WHAT THE TASK ASKS - Return, from the listing below, each line where the word "this" appears.

INPUT -
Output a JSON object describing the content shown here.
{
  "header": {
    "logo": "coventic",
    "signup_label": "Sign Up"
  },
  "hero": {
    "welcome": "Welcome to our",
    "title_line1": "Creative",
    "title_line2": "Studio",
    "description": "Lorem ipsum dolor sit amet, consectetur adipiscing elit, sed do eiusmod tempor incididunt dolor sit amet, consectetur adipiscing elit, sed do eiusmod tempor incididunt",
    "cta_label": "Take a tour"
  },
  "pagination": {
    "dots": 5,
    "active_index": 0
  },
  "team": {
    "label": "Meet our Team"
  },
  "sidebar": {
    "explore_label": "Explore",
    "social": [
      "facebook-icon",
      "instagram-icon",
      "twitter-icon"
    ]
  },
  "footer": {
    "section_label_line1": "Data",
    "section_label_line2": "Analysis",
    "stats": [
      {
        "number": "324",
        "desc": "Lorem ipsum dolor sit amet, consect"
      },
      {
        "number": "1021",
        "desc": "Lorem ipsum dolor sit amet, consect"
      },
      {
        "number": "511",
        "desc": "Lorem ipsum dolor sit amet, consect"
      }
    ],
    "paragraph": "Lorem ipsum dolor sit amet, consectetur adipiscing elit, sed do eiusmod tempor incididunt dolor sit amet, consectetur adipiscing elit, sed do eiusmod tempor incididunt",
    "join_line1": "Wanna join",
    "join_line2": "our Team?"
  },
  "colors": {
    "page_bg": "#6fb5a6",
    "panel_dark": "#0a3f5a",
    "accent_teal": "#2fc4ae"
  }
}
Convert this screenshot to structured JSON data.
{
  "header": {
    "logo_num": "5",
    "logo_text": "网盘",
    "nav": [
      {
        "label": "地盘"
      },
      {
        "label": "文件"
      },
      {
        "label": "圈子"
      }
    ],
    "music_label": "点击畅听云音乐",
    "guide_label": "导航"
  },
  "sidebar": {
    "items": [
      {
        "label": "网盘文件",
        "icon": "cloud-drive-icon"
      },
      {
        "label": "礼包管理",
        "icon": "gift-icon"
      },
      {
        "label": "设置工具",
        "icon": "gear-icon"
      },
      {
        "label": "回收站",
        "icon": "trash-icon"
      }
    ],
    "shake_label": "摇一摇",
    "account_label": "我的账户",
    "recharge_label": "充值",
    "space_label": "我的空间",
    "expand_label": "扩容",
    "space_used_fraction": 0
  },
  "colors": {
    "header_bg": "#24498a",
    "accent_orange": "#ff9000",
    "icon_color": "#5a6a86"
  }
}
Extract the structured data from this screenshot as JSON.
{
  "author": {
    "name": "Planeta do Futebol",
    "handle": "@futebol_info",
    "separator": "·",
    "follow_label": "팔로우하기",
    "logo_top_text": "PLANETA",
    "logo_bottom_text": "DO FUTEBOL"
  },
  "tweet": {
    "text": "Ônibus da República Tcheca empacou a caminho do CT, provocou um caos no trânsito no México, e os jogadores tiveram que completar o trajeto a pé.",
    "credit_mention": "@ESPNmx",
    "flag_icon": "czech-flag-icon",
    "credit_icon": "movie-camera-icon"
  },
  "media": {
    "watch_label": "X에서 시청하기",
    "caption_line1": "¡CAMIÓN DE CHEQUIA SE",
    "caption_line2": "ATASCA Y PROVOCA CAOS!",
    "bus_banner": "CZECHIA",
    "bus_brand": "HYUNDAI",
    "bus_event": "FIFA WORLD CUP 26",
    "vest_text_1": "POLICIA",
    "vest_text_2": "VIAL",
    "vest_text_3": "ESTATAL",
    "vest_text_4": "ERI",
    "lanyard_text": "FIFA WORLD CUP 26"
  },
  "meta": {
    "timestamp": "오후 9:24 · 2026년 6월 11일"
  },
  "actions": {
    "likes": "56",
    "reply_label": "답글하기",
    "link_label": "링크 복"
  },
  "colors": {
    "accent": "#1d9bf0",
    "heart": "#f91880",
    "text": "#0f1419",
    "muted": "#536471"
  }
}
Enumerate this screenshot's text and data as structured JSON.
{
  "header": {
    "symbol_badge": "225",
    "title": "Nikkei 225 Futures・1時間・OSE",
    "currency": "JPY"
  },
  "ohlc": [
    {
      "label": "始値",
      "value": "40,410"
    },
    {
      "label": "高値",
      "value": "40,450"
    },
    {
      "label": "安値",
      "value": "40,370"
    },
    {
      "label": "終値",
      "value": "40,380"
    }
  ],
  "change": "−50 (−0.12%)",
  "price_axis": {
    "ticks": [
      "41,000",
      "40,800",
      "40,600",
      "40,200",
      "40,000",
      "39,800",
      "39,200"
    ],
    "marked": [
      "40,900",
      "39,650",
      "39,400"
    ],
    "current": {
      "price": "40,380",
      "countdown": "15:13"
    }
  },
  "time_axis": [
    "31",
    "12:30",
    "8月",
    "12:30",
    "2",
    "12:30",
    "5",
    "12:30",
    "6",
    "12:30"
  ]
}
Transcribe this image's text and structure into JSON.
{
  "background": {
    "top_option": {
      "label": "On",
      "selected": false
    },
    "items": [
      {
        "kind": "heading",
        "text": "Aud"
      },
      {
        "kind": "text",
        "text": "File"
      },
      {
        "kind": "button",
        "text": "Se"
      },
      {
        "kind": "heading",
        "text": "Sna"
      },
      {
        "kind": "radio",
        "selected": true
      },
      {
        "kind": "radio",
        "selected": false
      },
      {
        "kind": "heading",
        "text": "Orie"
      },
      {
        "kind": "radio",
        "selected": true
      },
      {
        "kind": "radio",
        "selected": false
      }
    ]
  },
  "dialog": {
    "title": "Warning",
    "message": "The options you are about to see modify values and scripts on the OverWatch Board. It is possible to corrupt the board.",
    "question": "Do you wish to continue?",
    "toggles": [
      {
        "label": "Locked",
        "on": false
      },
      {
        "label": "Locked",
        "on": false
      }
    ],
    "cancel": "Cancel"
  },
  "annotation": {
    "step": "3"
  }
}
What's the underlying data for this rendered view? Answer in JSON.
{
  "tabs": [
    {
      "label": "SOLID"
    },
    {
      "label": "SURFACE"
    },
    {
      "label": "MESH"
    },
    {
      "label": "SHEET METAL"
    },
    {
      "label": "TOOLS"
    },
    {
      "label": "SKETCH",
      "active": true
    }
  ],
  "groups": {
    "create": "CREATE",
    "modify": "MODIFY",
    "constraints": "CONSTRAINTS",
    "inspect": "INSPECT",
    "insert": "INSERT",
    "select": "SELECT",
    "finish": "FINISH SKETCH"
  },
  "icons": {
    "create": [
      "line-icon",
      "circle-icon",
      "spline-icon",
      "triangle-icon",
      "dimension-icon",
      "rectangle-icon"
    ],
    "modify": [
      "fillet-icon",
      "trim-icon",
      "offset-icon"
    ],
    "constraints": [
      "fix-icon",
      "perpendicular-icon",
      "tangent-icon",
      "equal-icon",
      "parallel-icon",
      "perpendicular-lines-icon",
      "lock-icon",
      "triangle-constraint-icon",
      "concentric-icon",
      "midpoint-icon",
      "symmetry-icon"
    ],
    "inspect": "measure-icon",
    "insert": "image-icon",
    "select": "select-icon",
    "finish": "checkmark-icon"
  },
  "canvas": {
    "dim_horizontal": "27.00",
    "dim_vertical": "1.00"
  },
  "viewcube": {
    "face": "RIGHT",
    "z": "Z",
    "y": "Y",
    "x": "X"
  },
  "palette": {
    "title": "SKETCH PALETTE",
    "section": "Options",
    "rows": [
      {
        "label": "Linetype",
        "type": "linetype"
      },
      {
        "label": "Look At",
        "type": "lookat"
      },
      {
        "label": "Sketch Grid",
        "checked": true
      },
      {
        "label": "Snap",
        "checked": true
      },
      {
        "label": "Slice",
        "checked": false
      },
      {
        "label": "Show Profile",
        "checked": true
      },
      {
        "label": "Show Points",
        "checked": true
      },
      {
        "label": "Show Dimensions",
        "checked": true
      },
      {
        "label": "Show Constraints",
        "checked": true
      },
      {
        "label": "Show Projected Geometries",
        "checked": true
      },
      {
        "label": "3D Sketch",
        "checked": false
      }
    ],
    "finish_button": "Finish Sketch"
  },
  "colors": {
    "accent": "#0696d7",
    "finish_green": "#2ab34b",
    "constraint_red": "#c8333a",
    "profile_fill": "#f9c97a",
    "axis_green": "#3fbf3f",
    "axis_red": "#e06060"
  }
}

EXPECTED ANSWER -
Convert this screenshot to structured JSON data.
Extract the structured data from this screenshot as JSON.
Enumerate this screenshot's text and data as structured JSON.
Transcribe this image's text and structure into JSON.
What's the underlying data for this rendered view? Answer in JSON.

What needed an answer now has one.